Tim Paul

Automation and the Jevons paradox

27 April 2024

I watched a great talk about sustainable AI recently at Services Week 2024. The speaker was software developer Ishmael Burdeau.

He mentioned something called the Jevons paradox. It describes how energy efficiency gains can often lead to more energy usage rather than less.

This was something I'd often wondered about, and I'm very glad to now have a name for the thing.

William Stanley Jevons William Stanley Jevons

Jevons wrote: "It is a confusion of ideas to suppose that the economical use of fuel is equivalent to diminished consumption. The very contrary is the truth."

He was writing about coal consumption after the invention of the Watt steam engine. But once you know about his paradox you can see the effect everywhere.

For example:

The effect isn't guaranteed but seems relatively common, especially in scenarios where there is latent, unmet demand for a resource.

In each case, a resource gets cheaper or more efficient, and we use that as an opportunity to consume more of it, rather than save money or conserve it.

To take the car example: adding a lane to a highway will reduce congestion initially. But it'll also make driving a more effective option in comparison to public transport.

People will then switch to driving, eventually bringing congestion back to it's former levels, or higher even.

Only now there are far more cars on the road. There's a kind of ratcheting effect with Jevons where we become ever more dependent on technology. It's hard to go back.

The automation myth #

Anyway, all this got me thinking about a phrase I've heard many variants of during my time in the public sector. It goes something like:

"If we do X, it'll free people up to do more valuable or meaningful work"

Where X is some kind of efficiency gain produced by digital transformation, AI, automation or similar (we say it more often about other people's jobs than our own).

I've been guilty of thinking it myself. I recently prototyped a tool for coverting PDF forms into web forms with these kinds of efficiency gains in mind.

But how often does people's time actually get freed up? Could this be another Jevons-like situation?

It's true that if we reduce how long it takes to do this kind of work, people would in theory be able switch to doing something more meaningful (or work less intensively).

But other things are also possible: we might decide to pay those people less money, hire them less often or just give them loads more of the low value work to do.

In a world driven by cost savings and profit margins, which outcome is more likely?

As a side note - I think we sometimes downplay these 'low value' activities, because they appear repetitive or trivial.

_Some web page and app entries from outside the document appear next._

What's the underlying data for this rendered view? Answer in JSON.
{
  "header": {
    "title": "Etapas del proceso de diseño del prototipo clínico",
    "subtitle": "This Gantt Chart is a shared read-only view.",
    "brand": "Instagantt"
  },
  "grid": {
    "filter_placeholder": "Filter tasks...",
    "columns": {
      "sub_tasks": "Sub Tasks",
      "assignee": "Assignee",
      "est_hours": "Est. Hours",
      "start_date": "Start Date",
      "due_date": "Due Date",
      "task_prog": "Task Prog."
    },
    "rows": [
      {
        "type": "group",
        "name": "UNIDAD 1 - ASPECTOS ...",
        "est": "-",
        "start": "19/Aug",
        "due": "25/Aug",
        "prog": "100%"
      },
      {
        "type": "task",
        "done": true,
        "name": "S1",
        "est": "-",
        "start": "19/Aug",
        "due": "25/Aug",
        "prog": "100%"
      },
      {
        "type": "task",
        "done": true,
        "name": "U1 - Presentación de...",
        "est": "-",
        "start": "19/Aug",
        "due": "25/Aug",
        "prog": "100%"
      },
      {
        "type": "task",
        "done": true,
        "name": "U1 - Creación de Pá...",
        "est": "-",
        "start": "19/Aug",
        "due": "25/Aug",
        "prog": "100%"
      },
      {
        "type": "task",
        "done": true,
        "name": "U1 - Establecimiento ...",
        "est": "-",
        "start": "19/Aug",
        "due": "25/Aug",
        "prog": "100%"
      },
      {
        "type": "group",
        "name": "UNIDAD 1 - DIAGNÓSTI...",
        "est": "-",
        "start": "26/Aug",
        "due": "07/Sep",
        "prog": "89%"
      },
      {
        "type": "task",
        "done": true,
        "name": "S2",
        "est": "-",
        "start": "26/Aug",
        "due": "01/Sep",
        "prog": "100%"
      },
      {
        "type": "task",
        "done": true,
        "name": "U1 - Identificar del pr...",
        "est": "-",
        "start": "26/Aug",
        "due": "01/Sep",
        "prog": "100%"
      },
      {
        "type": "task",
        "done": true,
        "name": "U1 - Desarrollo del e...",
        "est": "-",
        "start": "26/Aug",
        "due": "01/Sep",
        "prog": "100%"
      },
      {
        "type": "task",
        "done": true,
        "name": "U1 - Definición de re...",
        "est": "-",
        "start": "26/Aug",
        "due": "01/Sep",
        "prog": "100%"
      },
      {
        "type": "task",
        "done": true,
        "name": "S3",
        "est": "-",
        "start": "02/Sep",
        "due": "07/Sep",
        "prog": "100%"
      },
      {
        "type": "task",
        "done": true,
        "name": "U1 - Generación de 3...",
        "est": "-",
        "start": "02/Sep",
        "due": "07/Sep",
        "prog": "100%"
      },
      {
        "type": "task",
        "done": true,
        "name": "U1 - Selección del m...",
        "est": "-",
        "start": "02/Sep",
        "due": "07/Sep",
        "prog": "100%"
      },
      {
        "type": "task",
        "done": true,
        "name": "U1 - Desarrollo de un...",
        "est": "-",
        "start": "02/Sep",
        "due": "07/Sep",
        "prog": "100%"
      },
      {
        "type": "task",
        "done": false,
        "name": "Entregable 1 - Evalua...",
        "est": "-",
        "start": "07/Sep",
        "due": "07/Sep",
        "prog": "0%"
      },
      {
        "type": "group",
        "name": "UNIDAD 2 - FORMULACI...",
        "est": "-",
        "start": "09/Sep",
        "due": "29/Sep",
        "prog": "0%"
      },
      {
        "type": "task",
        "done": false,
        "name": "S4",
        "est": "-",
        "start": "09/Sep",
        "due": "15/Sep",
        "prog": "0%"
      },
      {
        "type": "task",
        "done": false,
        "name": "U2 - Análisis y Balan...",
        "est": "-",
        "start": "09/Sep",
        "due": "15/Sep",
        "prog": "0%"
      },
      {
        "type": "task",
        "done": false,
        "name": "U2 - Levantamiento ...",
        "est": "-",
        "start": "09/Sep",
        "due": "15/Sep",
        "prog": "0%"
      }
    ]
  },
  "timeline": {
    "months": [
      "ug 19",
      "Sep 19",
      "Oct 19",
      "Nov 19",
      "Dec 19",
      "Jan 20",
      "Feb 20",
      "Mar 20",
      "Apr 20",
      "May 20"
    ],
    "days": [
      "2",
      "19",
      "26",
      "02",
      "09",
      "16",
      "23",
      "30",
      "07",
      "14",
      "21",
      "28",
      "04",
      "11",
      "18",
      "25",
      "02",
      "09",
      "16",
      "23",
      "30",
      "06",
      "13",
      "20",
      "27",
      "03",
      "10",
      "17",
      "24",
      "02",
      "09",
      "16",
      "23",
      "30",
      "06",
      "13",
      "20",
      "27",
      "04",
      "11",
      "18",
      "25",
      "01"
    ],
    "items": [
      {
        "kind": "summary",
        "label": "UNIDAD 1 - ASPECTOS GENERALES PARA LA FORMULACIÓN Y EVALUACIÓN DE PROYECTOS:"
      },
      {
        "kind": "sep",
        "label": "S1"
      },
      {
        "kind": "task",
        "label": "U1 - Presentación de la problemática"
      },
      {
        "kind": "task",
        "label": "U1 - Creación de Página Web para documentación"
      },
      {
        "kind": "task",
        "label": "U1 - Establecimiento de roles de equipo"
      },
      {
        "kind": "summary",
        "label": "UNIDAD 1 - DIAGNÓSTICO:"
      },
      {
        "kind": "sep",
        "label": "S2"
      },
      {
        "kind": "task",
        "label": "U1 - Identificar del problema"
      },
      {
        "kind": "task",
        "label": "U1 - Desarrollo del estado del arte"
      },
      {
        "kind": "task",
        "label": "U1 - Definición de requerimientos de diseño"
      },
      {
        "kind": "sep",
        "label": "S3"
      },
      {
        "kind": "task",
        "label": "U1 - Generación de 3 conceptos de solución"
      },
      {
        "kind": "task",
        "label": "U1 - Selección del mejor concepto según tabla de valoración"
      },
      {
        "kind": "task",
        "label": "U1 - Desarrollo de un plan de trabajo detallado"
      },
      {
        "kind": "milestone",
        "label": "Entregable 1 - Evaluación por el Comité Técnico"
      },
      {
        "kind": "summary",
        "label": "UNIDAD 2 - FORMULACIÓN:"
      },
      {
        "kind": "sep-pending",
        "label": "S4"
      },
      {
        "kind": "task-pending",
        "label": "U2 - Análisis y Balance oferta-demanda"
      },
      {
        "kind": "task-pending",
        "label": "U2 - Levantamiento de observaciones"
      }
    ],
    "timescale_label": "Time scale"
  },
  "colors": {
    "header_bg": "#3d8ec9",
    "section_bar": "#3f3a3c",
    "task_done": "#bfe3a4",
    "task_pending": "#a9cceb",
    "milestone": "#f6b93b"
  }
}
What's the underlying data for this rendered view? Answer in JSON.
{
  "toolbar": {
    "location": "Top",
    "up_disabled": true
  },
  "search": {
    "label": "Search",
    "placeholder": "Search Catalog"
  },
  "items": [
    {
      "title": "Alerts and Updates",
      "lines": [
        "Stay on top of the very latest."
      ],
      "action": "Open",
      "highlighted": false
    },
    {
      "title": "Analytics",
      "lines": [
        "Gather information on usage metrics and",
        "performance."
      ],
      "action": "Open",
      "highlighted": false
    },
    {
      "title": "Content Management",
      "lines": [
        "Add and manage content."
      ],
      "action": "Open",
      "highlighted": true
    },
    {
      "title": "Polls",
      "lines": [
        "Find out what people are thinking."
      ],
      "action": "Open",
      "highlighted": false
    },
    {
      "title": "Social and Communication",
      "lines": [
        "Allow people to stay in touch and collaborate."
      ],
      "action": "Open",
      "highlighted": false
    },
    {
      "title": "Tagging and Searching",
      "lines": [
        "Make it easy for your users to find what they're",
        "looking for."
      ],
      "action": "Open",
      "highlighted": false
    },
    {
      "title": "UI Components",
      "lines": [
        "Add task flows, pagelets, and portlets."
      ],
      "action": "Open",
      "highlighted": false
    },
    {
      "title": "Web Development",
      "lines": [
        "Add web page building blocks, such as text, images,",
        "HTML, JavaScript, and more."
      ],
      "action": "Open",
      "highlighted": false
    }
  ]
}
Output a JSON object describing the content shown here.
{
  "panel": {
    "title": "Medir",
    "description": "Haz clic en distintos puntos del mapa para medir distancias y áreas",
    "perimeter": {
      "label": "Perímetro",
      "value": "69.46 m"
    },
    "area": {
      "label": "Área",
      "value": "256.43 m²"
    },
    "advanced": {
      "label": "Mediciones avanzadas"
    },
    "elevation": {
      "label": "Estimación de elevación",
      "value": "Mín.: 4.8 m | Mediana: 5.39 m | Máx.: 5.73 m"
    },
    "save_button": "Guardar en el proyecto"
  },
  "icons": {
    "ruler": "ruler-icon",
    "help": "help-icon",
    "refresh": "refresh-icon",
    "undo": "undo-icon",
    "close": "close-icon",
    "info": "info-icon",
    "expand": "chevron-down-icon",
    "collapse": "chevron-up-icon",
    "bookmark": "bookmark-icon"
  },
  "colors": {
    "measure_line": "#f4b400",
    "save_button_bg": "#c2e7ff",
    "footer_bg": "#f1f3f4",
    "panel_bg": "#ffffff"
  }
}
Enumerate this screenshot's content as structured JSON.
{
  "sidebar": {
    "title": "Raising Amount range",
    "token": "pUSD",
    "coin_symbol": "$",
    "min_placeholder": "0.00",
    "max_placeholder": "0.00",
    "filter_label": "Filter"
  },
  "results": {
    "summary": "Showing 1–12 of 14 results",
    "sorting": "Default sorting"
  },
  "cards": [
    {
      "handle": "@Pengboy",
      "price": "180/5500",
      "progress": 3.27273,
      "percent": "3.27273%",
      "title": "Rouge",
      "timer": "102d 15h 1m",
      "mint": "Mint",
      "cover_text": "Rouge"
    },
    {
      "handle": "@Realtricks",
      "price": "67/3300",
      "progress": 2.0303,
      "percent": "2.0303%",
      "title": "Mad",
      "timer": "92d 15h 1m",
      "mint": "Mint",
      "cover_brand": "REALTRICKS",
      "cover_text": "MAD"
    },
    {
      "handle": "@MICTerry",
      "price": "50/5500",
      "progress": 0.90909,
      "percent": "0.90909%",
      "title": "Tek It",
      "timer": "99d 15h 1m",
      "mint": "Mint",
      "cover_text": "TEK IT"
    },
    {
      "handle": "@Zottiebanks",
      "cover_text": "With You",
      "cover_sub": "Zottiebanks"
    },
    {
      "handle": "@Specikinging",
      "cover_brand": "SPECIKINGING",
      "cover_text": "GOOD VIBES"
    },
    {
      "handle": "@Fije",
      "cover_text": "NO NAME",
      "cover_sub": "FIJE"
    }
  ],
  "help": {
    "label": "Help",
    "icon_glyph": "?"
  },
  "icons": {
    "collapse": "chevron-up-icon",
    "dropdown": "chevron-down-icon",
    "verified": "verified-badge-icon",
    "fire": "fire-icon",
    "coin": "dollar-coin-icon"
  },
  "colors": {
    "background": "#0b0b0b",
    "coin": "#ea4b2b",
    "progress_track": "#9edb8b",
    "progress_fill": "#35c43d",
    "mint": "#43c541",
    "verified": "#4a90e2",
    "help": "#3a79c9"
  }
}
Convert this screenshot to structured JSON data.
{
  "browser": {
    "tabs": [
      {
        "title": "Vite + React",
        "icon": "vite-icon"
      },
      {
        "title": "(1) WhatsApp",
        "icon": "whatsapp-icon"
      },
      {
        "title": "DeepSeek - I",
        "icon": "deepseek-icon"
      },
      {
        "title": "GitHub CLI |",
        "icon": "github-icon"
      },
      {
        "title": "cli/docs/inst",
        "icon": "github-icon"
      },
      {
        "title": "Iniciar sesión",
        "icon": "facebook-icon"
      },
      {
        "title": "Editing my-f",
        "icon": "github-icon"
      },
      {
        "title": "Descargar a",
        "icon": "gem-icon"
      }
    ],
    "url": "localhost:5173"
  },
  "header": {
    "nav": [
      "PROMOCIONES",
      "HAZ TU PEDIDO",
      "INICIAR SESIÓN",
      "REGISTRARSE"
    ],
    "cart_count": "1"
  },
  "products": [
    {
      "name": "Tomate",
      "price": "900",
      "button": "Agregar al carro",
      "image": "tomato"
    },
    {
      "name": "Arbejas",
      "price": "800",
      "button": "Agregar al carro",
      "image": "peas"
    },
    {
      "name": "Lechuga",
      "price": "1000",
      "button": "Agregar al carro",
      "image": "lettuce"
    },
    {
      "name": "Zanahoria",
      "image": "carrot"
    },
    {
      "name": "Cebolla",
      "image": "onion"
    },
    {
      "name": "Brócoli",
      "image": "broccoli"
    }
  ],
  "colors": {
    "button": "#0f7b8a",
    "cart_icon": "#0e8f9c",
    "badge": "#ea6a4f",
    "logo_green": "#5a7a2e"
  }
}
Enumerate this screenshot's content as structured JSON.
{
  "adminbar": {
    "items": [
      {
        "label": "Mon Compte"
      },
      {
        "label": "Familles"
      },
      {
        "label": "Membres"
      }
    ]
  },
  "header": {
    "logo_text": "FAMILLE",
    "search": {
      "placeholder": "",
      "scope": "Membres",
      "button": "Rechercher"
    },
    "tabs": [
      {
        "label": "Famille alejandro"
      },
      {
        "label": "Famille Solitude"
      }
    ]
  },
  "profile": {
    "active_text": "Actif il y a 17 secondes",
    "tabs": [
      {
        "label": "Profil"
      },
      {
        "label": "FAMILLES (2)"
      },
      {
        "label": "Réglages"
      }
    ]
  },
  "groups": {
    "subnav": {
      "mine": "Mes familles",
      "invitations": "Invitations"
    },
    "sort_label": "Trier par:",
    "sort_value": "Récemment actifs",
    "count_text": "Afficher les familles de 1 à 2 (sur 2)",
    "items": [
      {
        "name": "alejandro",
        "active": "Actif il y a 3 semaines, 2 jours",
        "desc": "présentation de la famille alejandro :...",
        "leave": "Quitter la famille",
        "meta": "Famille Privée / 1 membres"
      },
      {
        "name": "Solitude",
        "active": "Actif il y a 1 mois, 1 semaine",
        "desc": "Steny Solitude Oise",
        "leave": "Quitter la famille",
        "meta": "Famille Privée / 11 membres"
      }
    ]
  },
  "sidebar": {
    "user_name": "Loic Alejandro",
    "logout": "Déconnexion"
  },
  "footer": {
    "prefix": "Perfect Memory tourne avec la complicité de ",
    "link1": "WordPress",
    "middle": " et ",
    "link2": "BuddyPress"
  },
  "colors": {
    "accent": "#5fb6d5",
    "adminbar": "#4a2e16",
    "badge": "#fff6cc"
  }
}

But the real value is what's happening in the minds of the people involved - the ideas they're having, patterns they're spotting, decisions they're coming to.

Tech won't save us #

Ultimately it's not really about the technology, it's about incentives, and a mismatch of values.

Some organisations prioritise making or saving money over improving the environment or delivering better services.

So, if we really want to address this, we shouldn't expect the solution to be technical.

To avoid the Jevons paradox, technological efficiency gains would need to be paired with the right governance, culture, funding, standards etc.

"Good, fast, cheap - pick two" they say. Let's automate to make things better, not just faster and cheaper.

It's complicated #

One more example. AI and automation is often promoted as a way of handling complexity. But handling complexity isn't the same as reducing it.

In fact, by getting better at handling complexity we're increasing our tolerance for it. And if we become more tolerant of it we're likely to see it grow, not shrink.

Again, there's a ratcheting effect as the world becomes more and more complex, and harder for people without access to AI to navigate (Rachel Coldicott and others have been making this point for a while now).

But something that can genuinely reduce complexity, rather than just mask it, is good design.

Good, user-centred design is how we can deliver services with just enough complexity - enough to model the rich diversity of people's circumstances, but no more.

Update: Turns out Benedict Evans has also written a much more detailed and well informed thing on the same subject. You should go read that - it's very good.

Tim Paul